The drink was named for the phrase Open Sésame that is from Antoine Galland's novel, “Les Mille et une Nuits or “One Thousand and One Nights” -- Sésame, ouvre-toi means "Sesame, open!" In the mysterious novel, Ali Baba overhears the 40 thieves saying "open sesame." His brother later cannot remember the phrase, and confuses it with the names of other grains- thus becoming trapped in the magic cave. But not Aladdin who, in a similar tale in the book, had a magic ring and a genie to release him from the cave!
A key ingredient in Open Sésame is tahini, a sesame seed paste that could never be confused with another grain. Create some cocktail party magic with a sesame-infused drink and canapes.
Tahini is ancient; the sesame seed paste appears in a 13th century Arabic cookbook and has been used throughout the Mediterranean and the Middle East’s exotic culinary creations.
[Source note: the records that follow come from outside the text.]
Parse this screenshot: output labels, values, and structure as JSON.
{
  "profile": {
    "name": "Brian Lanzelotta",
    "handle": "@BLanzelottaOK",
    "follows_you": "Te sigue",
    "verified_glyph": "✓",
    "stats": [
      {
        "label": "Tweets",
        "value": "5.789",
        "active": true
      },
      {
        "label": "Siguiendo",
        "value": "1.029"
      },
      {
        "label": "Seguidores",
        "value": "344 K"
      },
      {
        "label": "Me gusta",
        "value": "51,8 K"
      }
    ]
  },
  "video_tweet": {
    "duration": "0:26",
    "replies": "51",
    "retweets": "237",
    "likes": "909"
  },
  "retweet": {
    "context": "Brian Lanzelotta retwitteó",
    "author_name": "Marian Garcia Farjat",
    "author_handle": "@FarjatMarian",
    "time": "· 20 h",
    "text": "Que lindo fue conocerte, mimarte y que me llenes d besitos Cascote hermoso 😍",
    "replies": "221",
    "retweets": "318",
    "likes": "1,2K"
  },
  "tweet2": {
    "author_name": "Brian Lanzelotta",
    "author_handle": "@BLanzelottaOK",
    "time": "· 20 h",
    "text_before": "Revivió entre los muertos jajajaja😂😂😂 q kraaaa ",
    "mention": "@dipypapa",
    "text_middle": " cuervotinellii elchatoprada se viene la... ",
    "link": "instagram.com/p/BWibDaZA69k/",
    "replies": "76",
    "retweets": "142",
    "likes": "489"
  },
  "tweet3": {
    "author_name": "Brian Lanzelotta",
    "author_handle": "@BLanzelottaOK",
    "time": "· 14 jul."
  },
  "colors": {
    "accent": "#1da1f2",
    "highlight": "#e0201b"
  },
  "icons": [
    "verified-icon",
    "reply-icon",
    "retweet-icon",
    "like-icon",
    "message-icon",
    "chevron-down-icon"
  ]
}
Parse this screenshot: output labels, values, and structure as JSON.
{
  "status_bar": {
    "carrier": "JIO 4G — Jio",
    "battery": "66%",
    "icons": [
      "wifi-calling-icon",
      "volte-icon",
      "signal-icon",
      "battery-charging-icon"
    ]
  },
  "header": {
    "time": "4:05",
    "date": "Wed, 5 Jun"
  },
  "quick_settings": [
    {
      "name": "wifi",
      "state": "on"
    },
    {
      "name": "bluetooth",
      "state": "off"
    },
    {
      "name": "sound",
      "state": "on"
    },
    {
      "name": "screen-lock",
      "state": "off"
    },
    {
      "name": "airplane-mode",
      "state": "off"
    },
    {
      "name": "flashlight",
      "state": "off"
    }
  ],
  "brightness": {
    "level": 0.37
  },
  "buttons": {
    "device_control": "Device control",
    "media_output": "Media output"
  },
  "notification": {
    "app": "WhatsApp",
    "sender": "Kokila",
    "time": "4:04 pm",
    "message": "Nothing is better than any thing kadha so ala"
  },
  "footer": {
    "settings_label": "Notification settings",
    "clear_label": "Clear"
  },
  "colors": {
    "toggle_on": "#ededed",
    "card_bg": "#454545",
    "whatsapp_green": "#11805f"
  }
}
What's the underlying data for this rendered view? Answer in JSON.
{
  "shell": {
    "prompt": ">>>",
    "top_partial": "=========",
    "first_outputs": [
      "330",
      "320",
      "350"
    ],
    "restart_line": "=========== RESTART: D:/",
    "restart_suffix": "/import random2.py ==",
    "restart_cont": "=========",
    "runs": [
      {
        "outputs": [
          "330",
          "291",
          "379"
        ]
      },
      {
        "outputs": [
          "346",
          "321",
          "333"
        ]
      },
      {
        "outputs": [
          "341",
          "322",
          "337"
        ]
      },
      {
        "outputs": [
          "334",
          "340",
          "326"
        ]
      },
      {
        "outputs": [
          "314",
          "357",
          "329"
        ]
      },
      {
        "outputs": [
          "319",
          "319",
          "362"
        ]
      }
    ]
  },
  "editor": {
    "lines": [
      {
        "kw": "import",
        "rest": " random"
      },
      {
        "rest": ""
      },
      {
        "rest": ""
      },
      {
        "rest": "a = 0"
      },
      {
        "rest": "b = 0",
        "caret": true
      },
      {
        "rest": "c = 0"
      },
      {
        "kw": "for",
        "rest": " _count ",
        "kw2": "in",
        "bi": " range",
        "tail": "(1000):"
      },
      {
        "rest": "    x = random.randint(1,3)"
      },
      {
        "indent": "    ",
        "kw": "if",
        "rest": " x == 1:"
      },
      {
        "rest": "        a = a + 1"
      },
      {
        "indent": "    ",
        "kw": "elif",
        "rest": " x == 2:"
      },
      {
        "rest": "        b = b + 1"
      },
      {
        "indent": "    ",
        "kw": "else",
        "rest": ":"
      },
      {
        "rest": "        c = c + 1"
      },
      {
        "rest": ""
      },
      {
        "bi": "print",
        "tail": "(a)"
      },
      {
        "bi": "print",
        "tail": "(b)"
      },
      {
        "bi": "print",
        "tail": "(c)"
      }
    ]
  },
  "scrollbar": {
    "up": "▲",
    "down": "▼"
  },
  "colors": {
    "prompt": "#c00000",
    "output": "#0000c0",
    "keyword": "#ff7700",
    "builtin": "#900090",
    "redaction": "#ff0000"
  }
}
It possesses a rich but delicate, nutty flavor. Open Sesame is a good cocktail to serve as part of the dessert course or at a brunch or late night cocktail parties. Mixed with the cream, chocolate and coconut, along with the earthy liquors, Open Sesame is a full-bodied sipping adventure worthy of the Arabian Nights.
1 ounce Anejo Tequila - imparts smoky flavor with hints of vanilla/caramel
1 1/2 ounce Rum - preferably with raw sugar cane syrup base (vs. molasses) It’s grassy herbaceous flavor has a caramel/vanilla botanical kind of earthiness.
¼ ounce creme de cocoa
½ ounce chocolate syrup
½ ounce cream
½ ounce coconut milk
½ ounce Tahini
Mix the liquors followed by other ingredients in the shaker, strain out into glasses. Either mix up some whipped cream separately or for ‘cocktail theater,” add another ½ ounce or so of cream back into the shaker - with no ice -- and use the Hawthorne spring from the strainer - and shake it up. Pour the cream or made-ahead cream on top of drink. Garnish with toasted coconut and tagine spices, or other mid-east spice powder, including La Boite’s selections, most notably, Za’atar that is a blend of sesame, sumac, thyme, and oregano.
Or Tangier that has rose petals, cumin, and cardamom dancing together - and that works with the spices in the food pairing.
One can also just sprinkle a simple harissa powder.
Open Sesame is a warm embrace of a rich creamy, nutty, chocolate flavor.
Here are a few other 70’s cocktail favorites to help you celebrate. Slow Comfortable Screw and Pink Squirrel. How cute are these?!
And what could be even better? Freezing the cocktails and making frozen pops!
Back to the true --Thank you service people and veterans. We honor and love you.